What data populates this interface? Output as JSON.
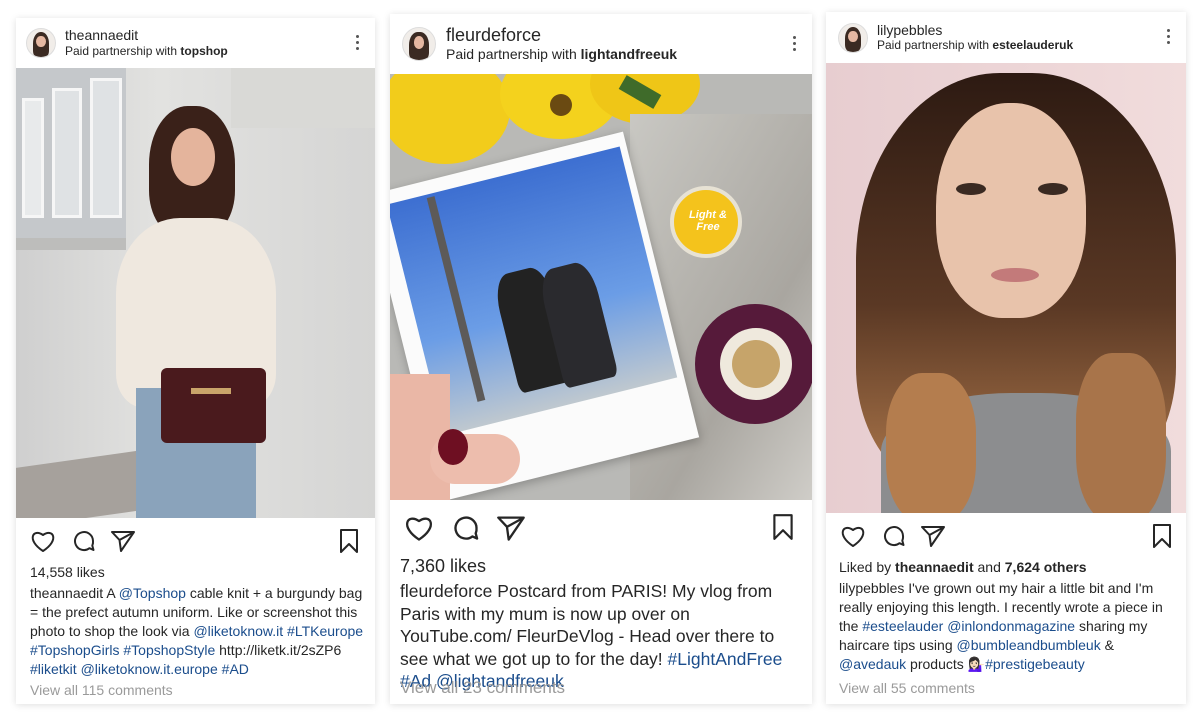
{
  "posts": [
    {
      "username": "theannaedit",
      "partnership_prefix": "Paid partnership with",
      "partner": "topshop",
      "likes": "14,558 likes",
      "caption_user": "theannaedit",
      "caption": [
        {
          "t": "A ",
          "tag": false
        },
        {
          "t": "@Topshop",
          "tag": true
        },
        {
          "t": " cable knit + a burgundy bag = the prefect autumn uniform. Like or screenshot this photo to shop the look via ",
          "tag": false
        },
        {
          "t": "@liketoknow.it",
          "tag": true
        },
        {
          "t": " ",
          "tag": false
        },
        {
          "t": "#LTKeurope",
          "tag": true
        },
        {
          "t": " ",
          "tag": false
        },
        {
          "t": "#TopshopGirls",
          "tag": true
        },
        {
          "t": " ",
          "tag": false
        },
        {
          "t": "#TopshopStyle",
          "tag": true
        },
        {
          "t": " http://liketk.it/2sZP6 ",
          "tag": false
        },
        {
          "t": "#liketkit",
          "tag": true
        },
        {
          "t": " ",
          "tag": false
        },
        {
          "t": "@liketoknow.it.europe",
          "tag": true
        },
        {
          "t": " ",
          "tag": false
        },
        {
          "t": "#AD",
          "tag": true
        }
      ],
      "view_all": "View all 115 comments"
    },
    {
      "username": "fleurdeforce",
      "partnership_prefix": "Paid partnership with",
      "partner": "lightandfreeuk",
      "likes": "7,360 likes",
      "caption_user": "fleurdeforce",
      "caption": [
        {
          "t": " Postcard from PARIS! My vlog from Paris with my mum is now up over on YouTube.com/ FleurDeVlog - Head over there to see what we got up to for the day! ",
          "tag": false
        },
        {
          "t": "#LightAndFree",
          "tag": true
        },
        {
          "t": " ",
          "tag": false
        },
        {
          "t": "#Ad",
          "tag": true
        },
        {
          "t": " ",
          "tag": false
        },
        {
          "t": "@lightandfreeuk",
          "tag": true
        }
      ],
      "view_all": "View all 23 comments",
      "product_label": "Light & Free"
    },
    {
      "username": "lilypebbles",
      "partnership_prefix": "Paid partnership with",
      "partner": "esteelauderuk",
      "liked_by_prefix": "Liked by",
      "liked_by_user": "theannaedit",
      "liked_by_and": "and",
      "liked_by_others": "7,624 others",
      "caption_user": "lilypebbles",
      "caption": [
        {
          "t": " I've grown out my hair a little bit and I'm really enjoying this length. I recently wrote a piece in the ",
          "tag": false
        },
        {
          "t": "#esteelauder",
          "tag": true
        },
        {
          "t": " ",
          "tag": false
        },
        {
          "t": "@inlondonmagazine",
          "tag": true
        },
        {
          "t": " sharing my haircare tips using ",
          "tag": false
        },
        {
          "t": "@bumbleandbumbleuk",
          "tag": true
        },
        {
          "t": " & ",
          "tag": false
        },
        {
          "t": "@avedauk",
          "tag": true
        },
        {
          "t": " products 💁🏻‍♀️",
          "tag": false
        },
        {
          "t": "#prestigebeauty",
          "tag": true
        }
      ],
      "view_all": "View all 55 comments"
    }
  ],
  "icons": {
    "like": "heart-icon",
    "comment": "comment-icon",
    "share": "send-icon",
    "save": "bookmark-icon",
    "more": "more-options-icon"
  },
  "colors": {
    "hashtag": "#1b4d8c",
    "text": "#262626",
    "muted": "#9a9a9a"
  }
}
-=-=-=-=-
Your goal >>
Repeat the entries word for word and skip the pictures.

Completed task >>
What data populates this interface? Output as JSON.
{
  "posts": [
    {
      "username": "theannaedit",
      "partnership_prefix": "Paid partnership with",
      "partner": "topshop",
      "likes": "14,558 likes",
      "caption_user": "theannaedit",
      "caption": [
        {
          "t": "A ",
          "tag": false
        },
        {
          "t": "@Topshop",
          "tag": true
        },
        {
          "t": " cable knit + a burgundy bag = the prefect autumn uniform. Like or screenshot this photo to shop the look via ",
          "tag": false
        },
        {
          "t": "@liketoknow.it",
          "tag": true
        },
        {
          "t": " ",
          "tag": false
        },
        {
          "t": "#LTKeurope",
          "tag": true
        },
        {
          "t": " ",
          "tag": false
        },
        {
          "t": "#TopshopGirls",
          "tag": true
        },
        {
          "t": " ",
          "tag": false
        },
        {
          "t": "#TopshopStyle",
          "tag": true
        },
        {
          "t": " http://liketk.it/2sZP6 ",
          "tag": false
        },
        {
          "t": "#liketkit",
          "tag": true
        },
        {
          "t": " ",
          "tag": false
        },
        {
          "t": "@liketoknow.it.europe",
          "tag": true
        },
        {
          "t": " ",
          "tag": false
        },
        {
          "t": "#AD",
          "tag": true
        }
      ],
      "view_all": "View all 115 comments"
    },
    {
      "username": "fleurdeforce",
      "partnership_prefix": "Paid partnership with",
      "partner": "lightandfreeuk",
      "likes": "7,360 likes",
      "caption_user": "fleurdeforce",
      "caption": [
        {
          "t": " Postcard from PARIS! My vlog from Paris with my mum is now up over on YouTube.com/ FleurDeVlog - Head over there to see what we got up to for the day! ",
          "tag": false
        },
        {
          "t": "#LightAndFree",
          "tag": true
        },
        {
          "t": " ",
          "tag": false
        },
        {
          "t": "#Ad",
          "tag": true
        },
        {
          "t": " ",
          "tag": false
        },
        {
          "t": "@lightandfreeuk",
          "tag": true
        }
      ],
      "view_all": "View all 23 comments",
      "product_label": "Light & Free"
    },
    {
      "username": "lilypebbles",
      "partnership_prefix": "Paid partnership with",
      "partner": "esteelauderuk",
      "liked_by_prefix": "Liked by",
      "liked_by_user": "theannaedit",
      "liked_by_and": "and",
      "liked_by_others": "7,624 others",
      "caption_user": "lilypebbles",
      "caption": [
        {
          "t": " I've grown out my hair a little bit and I'm really enjoying this length. I recently wrote a piece in the ",
          "tag": false
        },
        {
          "t": "#esteelauder",
          "tag": true
        },
        {
          "t": " ",
          "tag": false
        },
        {
          "t": "@inlondonmagazine",
          "tag": true
        },
        {
          "t": " sharing my haircare tips using ",
          "tag": false
        },
        {
          "t": "@bumbleandbumbleuk",
          "tag": true
        },
        {
          "t": " & ",
          "tag": false
        },
        {
          "t": "@avedauk",
          "tag": true
        },
        {
          "t": " products 💁🏻‍♀️",
          "tag": false
        },
        {
          "t": "#prestigebeauty",
          "tag": true
        }
      ],
      "view_all": "View all 55 comments"
    }
  ],
  "icons": {
    "like": "heart-icon",
    "comment": "comment-icon",
    "share": "send-icon",
    "save": "bookmark-icon",
    "more": "more-options-icon"
  },
  "colors": {
    "hashtag": "#1b4d8c",
    "text": "#262626",
    "muted": "#9a9a9a"
  }
}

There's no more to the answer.